WHAT IS NEEDED –
Each line of the data below containing "JSON" needs to be listed.
────────────────────
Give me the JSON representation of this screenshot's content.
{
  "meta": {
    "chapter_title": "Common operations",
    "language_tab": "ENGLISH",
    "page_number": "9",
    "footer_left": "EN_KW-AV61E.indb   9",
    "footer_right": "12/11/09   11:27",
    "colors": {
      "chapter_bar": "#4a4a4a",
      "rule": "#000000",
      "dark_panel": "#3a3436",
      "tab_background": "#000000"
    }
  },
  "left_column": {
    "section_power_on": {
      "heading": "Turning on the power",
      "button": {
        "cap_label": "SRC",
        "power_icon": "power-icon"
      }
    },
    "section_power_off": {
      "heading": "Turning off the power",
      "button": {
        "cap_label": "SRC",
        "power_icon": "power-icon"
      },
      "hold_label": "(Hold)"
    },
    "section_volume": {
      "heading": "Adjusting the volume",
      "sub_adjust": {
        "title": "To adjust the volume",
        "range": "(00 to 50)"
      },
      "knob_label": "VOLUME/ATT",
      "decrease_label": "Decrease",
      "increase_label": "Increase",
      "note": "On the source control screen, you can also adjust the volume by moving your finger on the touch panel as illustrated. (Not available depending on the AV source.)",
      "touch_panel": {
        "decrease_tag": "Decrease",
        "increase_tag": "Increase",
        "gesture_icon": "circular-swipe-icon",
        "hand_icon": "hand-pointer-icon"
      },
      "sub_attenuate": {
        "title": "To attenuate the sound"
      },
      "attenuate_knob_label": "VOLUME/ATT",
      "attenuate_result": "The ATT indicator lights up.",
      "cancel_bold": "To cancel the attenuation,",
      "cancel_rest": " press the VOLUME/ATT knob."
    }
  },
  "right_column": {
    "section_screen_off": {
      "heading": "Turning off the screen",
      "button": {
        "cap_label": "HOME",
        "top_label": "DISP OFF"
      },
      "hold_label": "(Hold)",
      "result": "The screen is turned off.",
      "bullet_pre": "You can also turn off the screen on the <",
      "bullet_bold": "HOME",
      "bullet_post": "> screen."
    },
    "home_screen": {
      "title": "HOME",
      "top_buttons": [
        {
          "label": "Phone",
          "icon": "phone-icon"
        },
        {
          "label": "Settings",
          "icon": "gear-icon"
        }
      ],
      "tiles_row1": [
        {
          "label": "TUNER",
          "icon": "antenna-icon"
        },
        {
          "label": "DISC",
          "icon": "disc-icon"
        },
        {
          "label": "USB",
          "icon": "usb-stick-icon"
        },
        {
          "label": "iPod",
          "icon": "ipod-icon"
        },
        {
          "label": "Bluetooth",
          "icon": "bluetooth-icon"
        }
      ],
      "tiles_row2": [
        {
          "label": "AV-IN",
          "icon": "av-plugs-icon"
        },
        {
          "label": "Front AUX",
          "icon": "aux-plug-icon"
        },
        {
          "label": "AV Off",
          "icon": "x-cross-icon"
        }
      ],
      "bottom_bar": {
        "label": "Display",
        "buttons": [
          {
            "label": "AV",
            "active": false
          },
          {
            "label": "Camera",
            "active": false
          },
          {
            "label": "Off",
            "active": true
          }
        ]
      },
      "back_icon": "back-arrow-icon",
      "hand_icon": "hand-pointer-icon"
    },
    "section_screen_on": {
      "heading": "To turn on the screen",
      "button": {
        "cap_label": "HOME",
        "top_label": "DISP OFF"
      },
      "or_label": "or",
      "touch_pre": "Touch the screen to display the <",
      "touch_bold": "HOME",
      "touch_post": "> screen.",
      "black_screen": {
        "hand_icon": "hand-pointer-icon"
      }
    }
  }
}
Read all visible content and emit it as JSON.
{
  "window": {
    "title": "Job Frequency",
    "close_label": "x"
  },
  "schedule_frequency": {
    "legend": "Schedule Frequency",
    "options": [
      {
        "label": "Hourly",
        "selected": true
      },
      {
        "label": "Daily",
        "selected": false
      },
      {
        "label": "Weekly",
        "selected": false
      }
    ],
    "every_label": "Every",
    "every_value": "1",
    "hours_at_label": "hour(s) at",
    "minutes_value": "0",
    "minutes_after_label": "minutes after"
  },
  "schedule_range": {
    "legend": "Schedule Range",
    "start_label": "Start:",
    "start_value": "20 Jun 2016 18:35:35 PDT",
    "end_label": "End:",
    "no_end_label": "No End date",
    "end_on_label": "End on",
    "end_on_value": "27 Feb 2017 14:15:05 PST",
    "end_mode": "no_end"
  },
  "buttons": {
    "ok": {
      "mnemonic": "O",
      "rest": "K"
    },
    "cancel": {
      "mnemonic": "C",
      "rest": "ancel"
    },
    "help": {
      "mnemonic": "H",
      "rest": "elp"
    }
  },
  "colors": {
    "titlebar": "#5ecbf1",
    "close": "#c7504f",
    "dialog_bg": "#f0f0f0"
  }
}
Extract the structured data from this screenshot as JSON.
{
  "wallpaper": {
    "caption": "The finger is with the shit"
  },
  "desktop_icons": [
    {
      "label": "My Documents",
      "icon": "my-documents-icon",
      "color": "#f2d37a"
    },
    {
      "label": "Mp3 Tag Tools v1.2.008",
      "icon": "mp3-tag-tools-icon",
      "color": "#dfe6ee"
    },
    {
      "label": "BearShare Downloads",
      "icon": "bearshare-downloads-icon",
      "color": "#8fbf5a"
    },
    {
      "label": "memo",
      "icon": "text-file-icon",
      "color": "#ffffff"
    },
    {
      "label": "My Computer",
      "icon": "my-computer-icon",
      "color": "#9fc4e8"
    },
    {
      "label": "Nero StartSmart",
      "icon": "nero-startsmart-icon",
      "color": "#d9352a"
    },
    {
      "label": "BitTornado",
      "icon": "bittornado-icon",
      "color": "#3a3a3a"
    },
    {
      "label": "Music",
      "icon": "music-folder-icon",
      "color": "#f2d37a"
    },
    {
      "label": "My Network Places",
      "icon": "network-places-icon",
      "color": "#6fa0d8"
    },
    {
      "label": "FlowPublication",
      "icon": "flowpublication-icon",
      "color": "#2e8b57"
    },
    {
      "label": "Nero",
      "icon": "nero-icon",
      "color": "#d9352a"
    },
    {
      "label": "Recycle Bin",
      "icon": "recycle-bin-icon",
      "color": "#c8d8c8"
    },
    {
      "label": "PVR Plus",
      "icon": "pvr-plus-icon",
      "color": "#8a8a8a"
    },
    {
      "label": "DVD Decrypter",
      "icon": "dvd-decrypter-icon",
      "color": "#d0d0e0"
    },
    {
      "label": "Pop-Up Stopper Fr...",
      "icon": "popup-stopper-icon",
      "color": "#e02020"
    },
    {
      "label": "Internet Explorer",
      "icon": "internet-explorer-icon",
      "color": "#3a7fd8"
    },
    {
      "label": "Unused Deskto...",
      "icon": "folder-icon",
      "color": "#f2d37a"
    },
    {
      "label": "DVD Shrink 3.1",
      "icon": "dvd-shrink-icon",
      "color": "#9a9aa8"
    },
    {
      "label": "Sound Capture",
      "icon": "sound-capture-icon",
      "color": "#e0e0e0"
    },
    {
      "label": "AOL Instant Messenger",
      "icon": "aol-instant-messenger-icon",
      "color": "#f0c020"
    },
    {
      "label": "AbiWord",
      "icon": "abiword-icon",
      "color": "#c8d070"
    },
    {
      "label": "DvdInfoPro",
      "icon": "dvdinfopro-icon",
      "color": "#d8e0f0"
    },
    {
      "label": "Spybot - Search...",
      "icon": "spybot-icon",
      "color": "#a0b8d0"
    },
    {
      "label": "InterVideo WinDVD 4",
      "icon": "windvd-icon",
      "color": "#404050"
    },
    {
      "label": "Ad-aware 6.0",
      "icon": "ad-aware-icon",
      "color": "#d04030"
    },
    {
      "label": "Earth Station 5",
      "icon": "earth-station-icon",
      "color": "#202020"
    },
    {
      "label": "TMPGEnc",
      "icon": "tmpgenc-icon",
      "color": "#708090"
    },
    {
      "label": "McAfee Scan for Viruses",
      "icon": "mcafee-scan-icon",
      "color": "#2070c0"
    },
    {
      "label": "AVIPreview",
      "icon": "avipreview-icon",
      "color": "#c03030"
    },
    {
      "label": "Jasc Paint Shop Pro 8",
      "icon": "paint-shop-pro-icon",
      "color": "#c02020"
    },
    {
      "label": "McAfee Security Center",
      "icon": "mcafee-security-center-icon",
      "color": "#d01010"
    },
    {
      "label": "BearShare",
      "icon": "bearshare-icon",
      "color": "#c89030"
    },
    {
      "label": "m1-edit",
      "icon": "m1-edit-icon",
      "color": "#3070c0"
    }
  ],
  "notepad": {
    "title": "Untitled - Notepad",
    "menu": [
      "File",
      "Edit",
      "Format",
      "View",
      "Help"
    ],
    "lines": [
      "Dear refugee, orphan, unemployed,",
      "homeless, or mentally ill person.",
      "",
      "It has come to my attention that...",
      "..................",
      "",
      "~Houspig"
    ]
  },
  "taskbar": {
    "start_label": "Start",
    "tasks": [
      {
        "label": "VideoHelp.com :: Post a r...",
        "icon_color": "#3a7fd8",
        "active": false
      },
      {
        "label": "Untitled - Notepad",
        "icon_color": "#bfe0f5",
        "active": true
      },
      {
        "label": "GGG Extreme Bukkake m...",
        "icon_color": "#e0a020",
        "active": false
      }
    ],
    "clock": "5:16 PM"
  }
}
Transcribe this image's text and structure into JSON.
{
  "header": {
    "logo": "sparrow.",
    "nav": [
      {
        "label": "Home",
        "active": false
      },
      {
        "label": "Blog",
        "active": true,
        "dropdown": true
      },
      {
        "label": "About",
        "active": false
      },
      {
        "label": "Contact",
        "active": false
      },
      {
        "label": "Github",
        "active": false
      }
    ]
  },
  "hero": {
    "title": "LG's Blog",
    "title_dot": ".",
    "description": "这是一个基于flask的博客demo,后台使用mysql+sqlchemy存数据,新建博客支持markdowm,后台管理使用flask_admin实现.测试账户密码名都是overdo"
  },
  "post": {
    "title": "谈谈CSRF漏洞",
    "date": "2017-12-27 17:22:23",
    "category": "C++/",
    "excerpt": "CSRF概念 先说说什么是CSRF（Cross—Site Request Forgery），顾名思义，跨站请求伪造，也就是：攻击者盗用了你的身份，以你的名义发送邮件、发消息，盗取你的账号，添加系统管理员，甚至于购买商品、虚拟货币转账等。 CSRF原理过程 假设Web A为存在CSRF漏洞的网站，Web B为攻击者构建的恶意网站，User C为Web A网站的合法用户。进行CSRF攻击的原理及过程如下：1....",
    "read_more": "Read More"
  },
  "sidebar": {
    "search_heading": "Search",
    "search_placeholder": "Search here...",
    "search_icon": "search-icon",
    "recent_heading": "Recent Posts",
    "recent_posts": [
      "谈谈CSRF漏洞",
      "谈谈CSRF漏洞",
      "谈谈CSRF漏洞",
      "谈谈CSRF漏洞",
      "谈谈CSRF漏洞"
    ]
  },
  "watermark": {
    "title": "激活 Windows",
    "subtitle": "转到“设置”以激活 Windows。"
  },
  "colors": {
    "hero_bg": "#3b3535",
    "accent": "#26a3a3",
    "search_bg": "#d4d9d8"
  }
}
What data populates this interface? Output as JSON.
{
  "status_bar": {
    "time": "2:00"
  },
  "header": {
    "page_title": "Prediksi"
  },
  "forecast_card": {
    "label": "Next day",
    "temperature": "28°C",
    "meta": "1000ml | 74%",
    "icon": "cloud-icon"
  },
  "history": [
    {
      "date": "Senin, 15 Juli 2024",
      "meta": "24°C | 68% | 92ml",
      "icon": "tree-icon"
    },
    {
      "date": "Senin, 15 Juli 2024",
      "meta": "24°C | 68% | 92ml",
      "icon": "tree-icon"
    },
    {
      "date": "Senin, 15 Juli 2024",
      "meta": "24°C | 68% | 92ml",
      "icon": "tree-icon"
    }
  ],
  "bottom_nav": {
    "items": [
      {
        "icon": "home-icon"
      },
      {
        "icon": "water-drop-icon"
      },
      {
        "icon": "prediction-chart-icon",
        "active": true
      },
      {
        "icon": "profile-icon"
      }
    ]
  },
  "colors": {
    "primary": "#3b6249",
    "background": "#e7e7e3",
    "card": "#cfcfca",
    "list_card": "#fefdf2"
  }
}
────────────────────
FINISHED TASK –
Give me the JSON representation of this screenshot's content.
Read all visible content and emit it as JSON.
Extract the structured data from this screenshot as JSON.
Transcribe this image's text and structure into JSON.
What data populates this interface? Output as JSON.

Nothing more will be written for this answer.